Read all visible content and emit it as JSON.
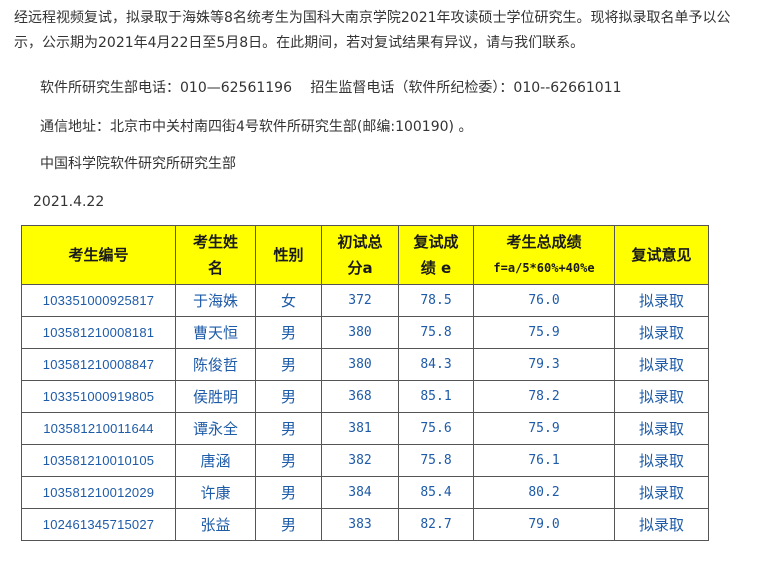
{
  "notice": {
    "intro": "经远程视频复试，拟录取于海姝等8名统考生为国科大南京学院2021年攻读硕士学位研究生。现将拟录取名单予以公示，公示期为2021年4月22日至5月8日。在此期间，若对复试结果有异议，请与我们联系。",
    "contact": "软件所研究生部电话：010—62561196　 招生监督电话（软件所纪检委）：010--62661011",
    "address": "通信地址：北京市中关村南四街4号软件所研究生部(邮编:100190) 。",
    "org": "中国科学院软件研究所研究生部",
    "date": "2021.4.22"
  },
  "table": {
    "headers": {
      "id": "考生编号",
      "name_line1": "考生姓",
      "name_line2": "名",
      "gender": "性别",
      "initial_line1": "初试总",
      "initial_line2": "分a",
      "retest_line1": "复试成",
      "retest_line2": "绩 e",
      "total_line1": "考生总成绩",
      "total_line2": "f=a/5*60%+40%e",
      "opinion": "复试意见"
    },
    "rows": [
      {
        "id": "103351000925817",
        "name": "于海姝",
        "gender": "女",
        "initial": "372",
        "retest": "78.5",
        "total": "76.0",
        "opinion": "拟录取"
      },
      {
        "id": "103581210008181",
        "name": "曹天恒",
        "gender": "男",
        "initial": "380",
        "retest": "75.8",
        "total": "75.9",
        "opinion": "拟录取"
      },
      {
        "id": "103581210008847",
        "name": "陈俊哲",
        "gender": "男",
        "initial": "380",
        "retest": "84.3",
        "total": "79.3",
        "opinion": "拟录取"
      },
      {
        "id": "103351000919805",
        "name": "侯胜明",
        "gender": "男",
        "initial": "368",
        "retest": "85.1",
        "total": "78.2",
        "opinion": "拟录取"
      },
      {
        "id": "103581210011644",
        "name": "谭永全",
        "gender": "男",
        "initial": "381",
        "retest": "75.6",
        "total": "75.9",
        "opinion": "拟录取"
      },
      {
        "id": "103581210010105",
        "name": "唐涵",
        "gender": "男",
        "initial": "382",
        "retest": "75.8",
        "total": "76.1",
        "opinion": "拟录取"
      },
      {
        "id": "103581210012029",
        "name": "许康",
        "gender": "男",
        "initial": "384",
        "retest": "85.4",
        "total": "80.2",
        "opinion": "拟录取"
      },
      {
        "id": "102461345715027",
        "name": "张益",
        "gender": "男",
        "initial": "383",
        "retest": "82.7",
        "total": "79.0",
        "opinion": "拟录取"
      }
    ]
  },
  "colors": {
    "header_bg": "#ffff00",
    "cell_text": "#1e5ba8",
    "body_text": "#333333"
  }
}
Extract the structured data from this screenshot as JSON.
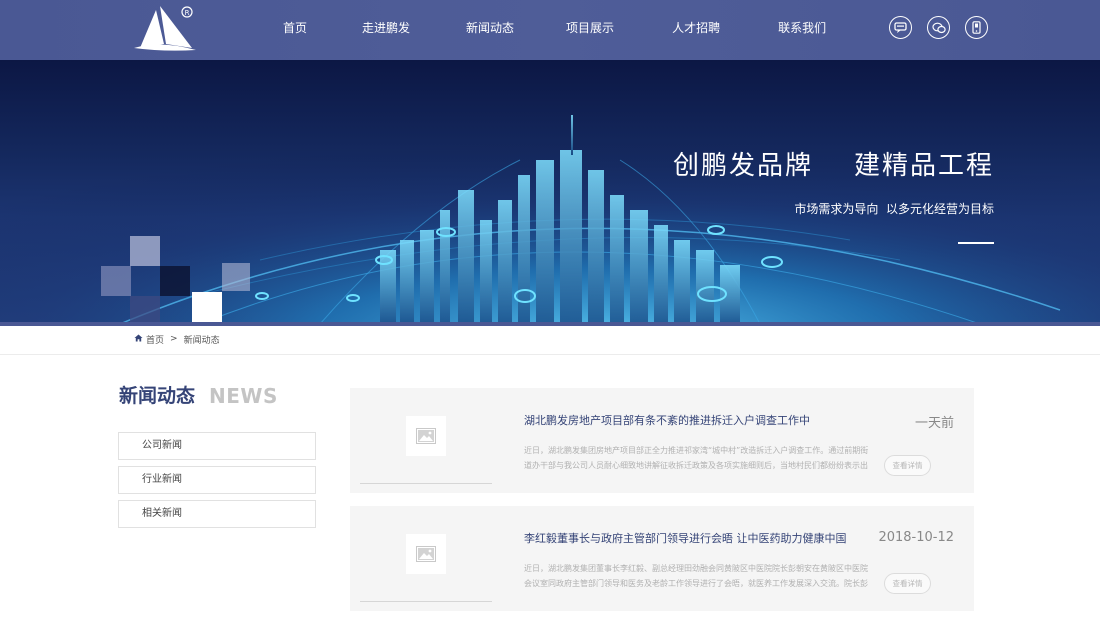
{
  "header": {
    "nav": [
      "首页",
      "走进鹏发",
      "新闻动态",
      "项目展示",
      "人才招聘",
      "联系我们"
    ],
    "icons": [
      "chat-icon",
      "wechat-icon",
      "mobile-icon"
    ],
    "logo_mark": "®"
  },
  "banner": {
    "title": "创鹏发品牌    建精品工程",
    "subtitle": "市场需求为导向  以多元化经营为目标"
  },
  "breadcrumb": {
    "home": "首页",
    "separator": ">",
    "current": "新闻动态"
  },
  "sidebar": {
    "title": "新闻动态",
    "title_en": "NEWS",
    "items": [
      "公司新闻",
      "行业新闻",
      "相关新闻"
    ]
  },
  "news": [
    {
      "title": "湖北鹏发房地产项目部有条不紊的推进拆迁入户调查工作中",
      "date": "一天前",
      "summary": "近日，湖北鹏发集团房地产项目部正全力推进祁家湾“城中村”改造拆迁入户调查工作。通过前期街道办干部与我公司人员耐心细致地讲解征收拆迁政策及各项实施细则后，当地村民们都纷纷表示出理解",
      "more": "查看详情"
    },
    {
      "title": "李红毅董事长与政府主管部门领导进行会晤 让中医药助力健康中国",
      "date": "2018-10-12",
      "summary": "近日，湖北鹏发集团董事长李红毅、副总经理田劲融会同黄陂区中医院院长彭朝安在黄陂区中医院会议室同政府主管部门领导和医务及老龄工作领导进行了会晤，就医养工作发展深入交流。院长彭朝安",
      "more": "查看详情"
    }
  ],
  "colors": {
    "header_bg": "#4a5894",
    "accent": "#354477",
    "news_bg": "#f5f5f5"
  }
}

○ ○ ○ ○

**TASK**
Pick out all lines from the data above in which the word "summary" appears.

**RESULT OF THIS TASK**
      "summary": "近日，湖北鹏发集团房地产项目部正全力推进祁家湾“城中村”改造拆迁入户调查工作。通过前期街道办干部与我公司人员耐心细致地讲解征收拆迁政策及各项实施细则后，当地村民们都纷纷表示出理解",
      "summary": "近日，湖北鹏发集团董事长李红毅、副总经理田劲融会同黄陂区中医院院长彭朝安在黄陂区中医院会议室同政府主管部门领导和医务及老龄工作领导进行了会晤，就医养工作发展深入交流。院长彭朝安",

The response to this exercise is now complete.